BEGIN Records to process

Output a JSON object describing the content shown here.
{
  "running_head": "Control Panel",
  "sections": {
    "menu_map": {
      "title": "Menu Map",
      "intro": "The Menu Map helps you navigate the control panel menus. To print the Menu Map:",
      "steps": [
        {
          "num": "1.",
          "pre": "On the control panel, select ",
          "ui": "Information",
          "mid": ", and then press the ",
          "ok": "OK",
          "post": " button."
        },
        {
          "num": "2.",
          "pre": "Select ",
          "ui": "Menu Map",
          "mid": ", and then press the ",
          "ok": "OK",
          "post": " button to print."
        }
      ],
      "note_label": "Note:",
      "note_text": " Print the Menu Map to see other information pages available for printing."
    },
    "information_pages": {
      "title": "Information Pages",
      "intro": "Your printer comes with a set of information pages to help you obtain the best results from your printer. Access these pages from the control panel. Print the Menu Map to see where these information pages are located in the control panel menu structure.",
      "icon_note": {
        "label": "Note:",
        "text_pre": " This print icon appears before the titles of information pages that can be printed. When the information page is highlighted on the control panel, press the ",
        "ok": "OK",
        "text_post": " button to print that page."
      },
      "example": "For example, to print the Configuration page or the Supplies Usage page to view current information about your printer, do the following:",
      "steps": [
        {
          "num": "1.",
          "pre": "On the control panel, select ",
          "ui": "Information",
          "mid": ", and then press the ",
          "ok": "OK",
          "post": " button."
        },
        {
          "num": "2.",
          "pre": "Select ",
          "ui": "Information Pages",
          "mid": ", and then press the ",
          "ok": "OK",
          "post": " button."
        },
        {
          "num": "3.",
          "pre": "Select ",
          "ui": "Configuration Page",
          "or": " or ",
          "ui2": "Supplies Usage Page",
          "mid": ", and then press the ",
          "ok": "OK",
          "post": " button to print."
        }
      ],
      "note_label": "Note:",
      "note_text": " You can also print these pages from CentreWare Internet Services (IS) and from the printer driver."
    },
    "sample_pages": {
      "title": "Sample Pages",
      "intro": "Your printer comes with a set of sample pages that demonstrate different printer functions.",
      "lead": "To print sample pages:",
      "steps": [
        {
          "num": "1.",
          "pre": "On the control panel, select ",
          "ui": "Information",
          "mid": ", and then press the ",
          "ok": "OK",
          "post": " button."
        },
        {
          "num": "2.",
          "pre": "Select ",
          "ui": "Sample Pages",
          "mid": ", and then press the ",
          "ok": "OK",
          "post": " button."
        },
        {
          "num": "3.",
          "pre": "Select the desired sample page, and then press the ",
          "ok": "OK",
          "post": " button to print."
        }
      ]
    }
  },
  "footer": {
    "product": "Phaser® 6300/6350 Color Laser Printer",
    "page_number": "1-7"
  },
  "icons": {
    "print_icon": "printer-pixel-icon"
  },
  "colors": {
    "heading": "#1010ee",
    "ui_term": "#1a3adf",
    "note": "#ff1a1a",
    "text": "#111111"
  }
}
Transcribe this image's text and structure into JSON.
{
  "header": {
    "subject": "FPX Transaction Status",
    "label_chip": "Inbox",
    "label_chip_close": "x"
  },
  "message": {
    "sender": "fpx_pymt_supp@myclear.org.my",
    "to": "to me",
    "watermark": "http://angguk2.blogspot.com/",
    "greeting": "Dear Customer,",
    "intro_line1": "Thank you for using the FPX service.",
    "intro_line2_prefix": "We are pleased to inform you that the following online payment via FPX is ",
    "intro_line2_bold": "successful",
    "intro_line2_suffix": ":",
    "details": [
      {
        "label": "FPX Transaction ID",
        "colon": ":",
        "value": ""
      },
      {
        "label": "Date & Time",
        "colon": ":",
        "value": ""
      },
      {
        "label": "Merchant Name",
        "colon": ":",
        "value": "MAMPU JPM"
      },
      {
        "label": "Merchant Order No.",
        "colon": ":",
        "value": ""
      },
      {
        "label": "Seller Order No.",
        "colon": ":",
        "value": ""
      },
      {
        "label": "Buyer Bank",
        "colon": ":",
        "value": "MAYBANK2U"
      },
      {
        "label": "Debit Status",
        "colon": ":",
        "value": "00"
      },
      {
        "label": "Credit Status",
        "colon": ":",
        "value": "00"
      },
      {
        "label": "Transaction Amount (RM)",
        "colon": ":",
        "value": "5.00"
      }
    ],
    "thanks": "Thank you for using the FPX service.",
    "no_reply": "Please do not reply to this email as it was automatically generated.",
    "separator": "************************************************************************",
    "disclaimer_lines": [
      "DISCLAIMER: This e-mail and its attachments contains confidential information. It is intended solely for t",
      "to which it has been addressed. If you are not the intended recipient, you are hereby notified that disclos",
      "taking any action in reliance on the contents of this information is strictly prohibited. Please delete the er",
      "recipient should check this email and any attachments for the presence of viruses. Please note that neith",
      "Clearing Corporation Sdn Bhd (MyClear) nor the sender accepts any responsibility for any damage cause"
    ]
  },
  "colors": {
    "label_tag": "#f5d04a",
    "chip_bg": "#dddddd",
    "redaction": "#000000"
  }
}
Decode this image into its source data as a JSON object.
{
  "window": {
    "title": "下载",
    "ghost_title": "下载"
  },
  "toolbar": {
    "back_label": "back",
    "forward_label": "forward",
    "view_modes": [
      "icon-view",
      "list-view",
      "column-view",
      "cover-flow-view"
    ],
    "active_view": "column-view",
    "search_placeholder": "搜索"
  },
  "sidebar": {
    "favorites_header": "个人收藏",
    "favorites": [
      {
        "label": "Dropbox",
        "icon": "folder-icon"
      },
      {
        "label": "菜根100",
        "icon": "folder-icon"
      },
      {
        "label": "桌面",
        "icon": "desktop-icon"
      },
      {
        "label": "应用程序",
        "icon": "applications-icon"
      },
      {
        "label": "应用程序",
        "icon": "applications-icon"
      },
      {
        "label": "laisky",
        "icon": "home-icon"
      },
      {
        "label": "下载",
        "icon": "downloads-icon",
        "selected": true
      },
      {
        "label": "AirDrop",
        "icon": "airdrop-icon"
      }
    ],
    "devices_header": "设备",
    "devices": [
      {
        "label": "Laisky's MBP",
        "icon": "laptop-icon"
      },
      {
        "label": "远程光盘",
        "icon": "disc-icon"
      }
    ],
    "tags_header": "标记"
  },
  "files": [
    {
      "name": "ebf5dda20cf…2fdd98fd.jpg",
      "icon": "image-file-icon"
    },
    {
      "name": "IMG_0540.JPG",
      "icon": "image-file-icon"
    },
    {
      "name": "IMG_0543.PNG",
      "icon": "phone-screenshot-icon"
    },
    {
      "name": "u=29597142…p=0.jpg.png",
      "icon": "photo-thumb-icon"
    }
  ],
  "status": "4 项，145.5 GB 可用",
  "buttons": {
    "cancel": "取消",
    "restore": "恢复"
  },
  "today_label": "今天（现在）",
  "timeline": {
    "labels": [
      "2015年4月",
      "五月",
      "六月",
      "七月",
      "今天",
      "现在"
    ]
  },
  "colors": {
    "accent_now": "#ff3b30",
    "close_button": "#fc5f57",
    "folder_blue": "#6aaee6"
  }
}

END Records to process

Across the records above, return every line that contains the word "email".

Solution for this exercise:
    "no_reply": "Please do not reply to this email as it was automatically generated.",
      "recipient should check this email and any attachments for the presence of viruses. Please note that neith",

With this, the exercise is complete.